Instructions for the task -> Which of the lines in the listing that follows hold "caption"? Pull each one out.

---------- The input

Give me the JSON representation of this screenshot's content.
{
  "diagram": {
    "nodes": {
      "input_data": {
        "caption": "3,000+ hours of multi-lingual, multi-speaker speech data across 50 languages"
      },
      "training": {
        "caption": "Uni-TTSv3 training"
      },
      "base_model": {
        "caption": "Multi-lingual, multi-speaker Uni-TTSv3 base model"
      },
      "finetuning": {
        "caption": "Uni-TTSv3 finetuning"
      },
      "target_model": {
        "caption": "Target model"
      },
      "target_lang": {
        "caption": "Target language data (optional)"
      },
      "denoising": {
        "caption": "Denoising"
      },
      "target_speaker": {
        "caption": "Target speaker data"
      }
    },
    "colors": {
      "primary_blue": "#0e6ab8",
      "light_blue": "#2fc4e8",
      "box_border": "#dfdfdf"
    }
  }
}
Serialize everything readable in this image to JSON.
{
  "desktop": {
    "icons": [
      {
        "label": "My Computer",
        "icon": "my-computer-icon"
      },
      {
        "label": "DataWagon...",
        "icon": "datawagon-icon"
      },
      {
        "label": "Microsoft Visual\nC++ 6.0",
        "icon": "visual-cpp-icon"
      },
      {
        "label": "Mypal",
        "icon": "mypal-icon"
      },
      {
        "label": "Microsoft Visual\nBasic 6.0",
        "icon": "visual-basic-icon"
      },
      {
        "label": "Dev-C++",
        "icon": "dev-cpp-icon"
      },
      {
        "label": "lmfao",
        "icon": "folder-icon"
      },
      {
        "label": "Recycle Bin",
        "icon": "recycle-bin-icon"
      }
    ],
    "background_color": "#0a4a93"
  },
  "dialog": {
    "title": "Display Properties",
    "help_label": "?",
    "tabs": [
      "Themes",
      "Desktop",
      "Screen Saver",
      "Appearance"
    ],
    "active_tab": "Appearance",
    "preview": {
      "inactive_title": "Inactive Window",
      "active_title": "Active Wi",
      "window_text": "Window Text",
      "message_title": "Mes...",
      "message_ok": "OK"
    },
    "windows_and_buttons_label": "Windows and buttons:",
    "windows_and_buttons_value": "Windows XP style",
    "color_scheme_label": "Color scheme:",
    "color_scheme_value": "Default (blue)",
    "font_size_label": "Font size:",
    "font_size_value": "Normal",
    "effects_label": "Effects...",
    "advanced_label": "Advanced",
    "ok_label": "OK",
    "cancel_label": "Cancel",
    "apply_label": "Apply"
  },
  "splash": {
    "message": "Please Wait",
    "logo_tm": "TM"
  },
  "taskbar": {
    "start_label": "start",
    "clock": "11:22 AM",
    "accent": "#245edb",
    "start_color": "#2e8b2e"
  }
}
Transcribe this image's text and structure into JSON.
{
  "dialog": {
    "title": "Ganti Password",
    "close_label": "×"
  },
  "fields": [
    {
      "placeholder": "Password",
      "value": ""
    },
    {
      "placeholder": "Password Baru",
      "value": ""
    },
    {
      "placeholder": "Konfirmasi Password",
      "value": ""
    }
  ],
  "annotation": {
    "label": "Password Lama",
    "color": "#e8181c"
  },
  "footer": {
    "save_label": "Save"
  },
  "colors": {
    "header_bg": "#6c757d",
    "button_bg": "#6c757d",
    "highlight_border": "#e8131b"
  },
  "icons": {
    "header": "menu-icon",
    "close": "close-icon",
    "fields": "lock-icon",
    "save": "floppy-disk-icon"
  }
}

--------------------

Final answer ->
        "caption": "3,000+ hours of multi-lingual, multi-speaker speech data across 50 languages"
        "caption": "Uni-TTSv3 training"
        "caption": "Multi-lingual, multi-speaker Uni-TTSv3 base model"
        "caption": "Uni-TTSv3 finetuning"
        "caption": "Target model"
        "caption": "Target language data (optional)"
        "caption": "Denoising"
        "caption": "Target speaker data"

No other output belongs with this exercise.